A group of crime-ridden young adults devise a plan to rob the Turkish bath that one of their friends works at. The plan, as one can predict, does not go as the group plans it and they begin to sort through all the problems. Eventually, two of the people involved in the heist, Yasue and Tatsuo form a romantic bond. The lovers on the run then set forth their plan to “escape from Japan” to the freedom of America, which they’ve greatly idealized.

There are a few positive traits here, aside from Yoshida’s expected technical excellence. Perhaps the single most interesting aspect of the narrative is the fact that the protagonist turns out to be the slightly annoying and extremely stupid (seemingly) comic-relief guy. A clever and daring choice on Yoshida’s part, but probably the only remotely subversive aspect of an otherwise pulpy narrative. The whole post-heist sequence in the gang’s “hideout” has a lot of potential, despite unavoidable shades of Reservoir Dogs, but eventually comes out as being far too dramatic.
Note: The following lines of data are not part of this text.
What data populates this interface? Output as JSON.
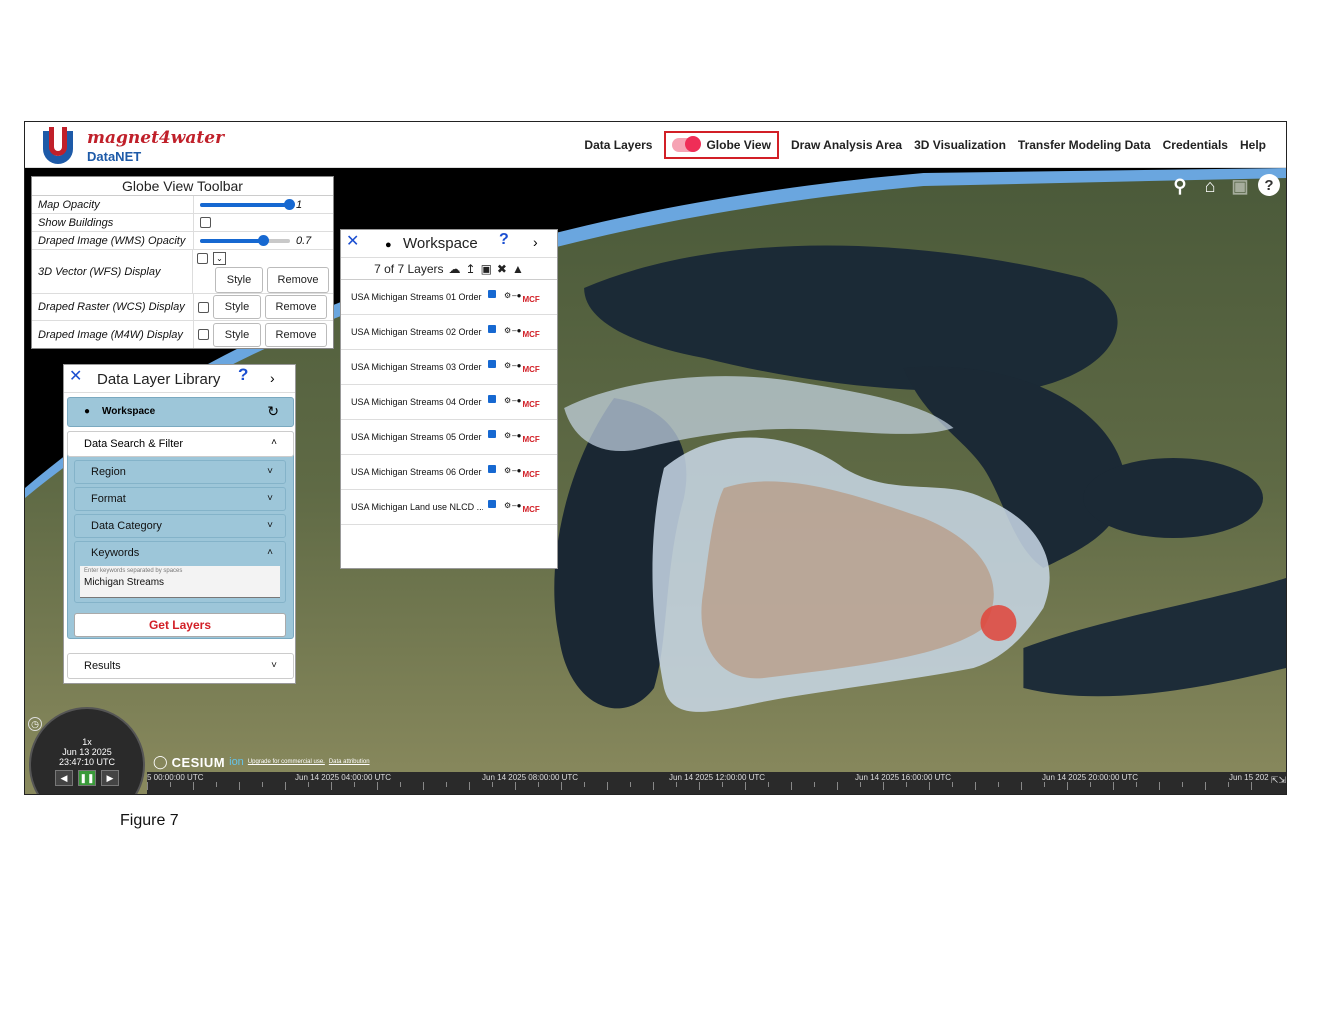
{
  "app": {
    "brand": "magnet4water",
    "sub_brand": "DataNET"
  },
  "nav": {
    "data_layers": "Data Layers",
    "globe_view": "Globe View",
    "draw_analysis_area": "Draw Analysis Area",
    "visualization_3d": "3D Visualization",
    "transfer_modeling": "Transfer Modeling Data",
    "credentials": "Credentials",
    "help": "Help"
  },
  "globe_toolbar": {
    "title": "Globe View Toolbar",
    "map_opacity_label": "Map Opacity",
    "map_opacity_value": "1",
    "show_buildings_label": "Show Buildings",
    "draped_wms_label": "Draped Image (WMS) Opacity",
    "draped_wms_value": "0.7",
    "vector_wfs_label": "3D Vector (WFS) Display",
    "raster_wcs_label": "Draped Raster (WCS) Display",
    "image_m4w_label": "Draped Image (M4W) Display",
    "style_label": "Style",
    "remove_label": "Remove"
  },
  "workspace": {
    "title": "Workspace",
    "layer_count": "7 of 7 Layers",
    "layers": [
      "USA Michigan Streams 01 Order",
      "USA Michigan Streams 02 Order",
      "USA Michigan Streams 03 Order",
      "USA Michigan Streams 04 Order",
      "USA Michigan Streams 05 Order",
      "USA Michigan Streams 06 Order",
      "USA Michigan Land use NLCD ..."
    ],
    "mcf_label": "MCF"
  },
  "library": {
    "title": "Data Layer Library",
    "workspace_label": "Workspace",
    "search_filter": "Data Search & Filter",
    "region": "Region",
    "format": "Format",
    "data_category": "Data Category",
    "keywords": "Keywords",
    "keywords_placeholder": "Enter keywords separated by spaces",
    "keywords_value": "Michigan Streams",
    "get_layers": "Get Layers",
    "results": "Results"
  },
  "clock": {
    "speed": "1x",
    "date": "Jun 13 2025",
    "time": "23:47:10 UTC"
  },
  "credits": {
    "cesium": "CESIUM",
    "ion": "ion",
    "upgrade": "Upgrade for commercial use.",
    "attribution": "Data attribution"
  },
  "timeline": {
    "labels": [
      "5 00:00:00 UTC",
      "Jun 14 2025 04:00:00 UTC",
      "Jun 14 2025 08:00:00 UTC",
      "Jun 14 2025 12:00:00 UTC",
      "Jun 14 2025 16:00:00 UTC",
      "Jun 14 2025 20:00:00 UTC",
      "Jun 15 202"
    ]
  },
  "caption": "Figure 7",
  "colors": {
    "brand_red": "#c0202a",
    "brand_blue": "#1d5aa8",
    "accent_blue": "#1668d1",
    "panel_teal": "#9dc6d9",
    "highlight_red": "#d21f26"
  }
}
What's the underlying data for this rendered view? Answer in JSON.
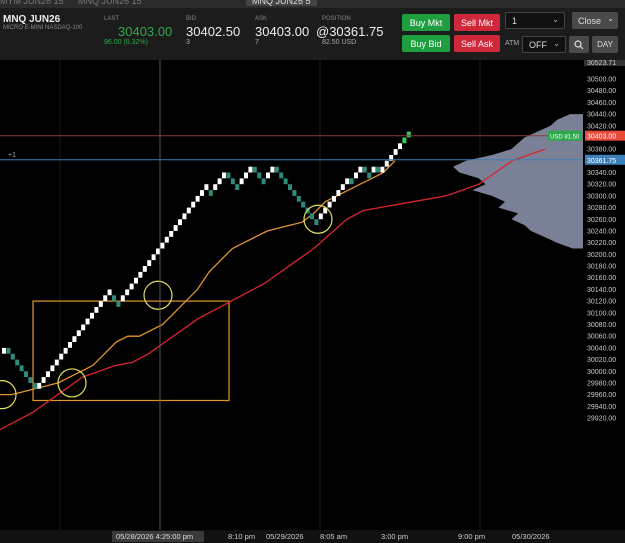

There’s literally, a sequence here in which every character seems to screaming, which is not only extremely annoying, it also doesn’t make any sense. Yasue is being rapped, her screams are understandable, but everybody else? Did they forget that they’re hiding from the police? Wouldn’t yelling be the single most unwise thing to do? It’s a bad enough that the film never really amounts to anything more than just a well-executed action movie, but it is even worse when there’s MST3K-worthy gaps in logic like the one I mentioned above. Not a terrible movie, I guess, but it is bizarre and upsetting to think that this the same guy who was capable of making a film as great as The Affair.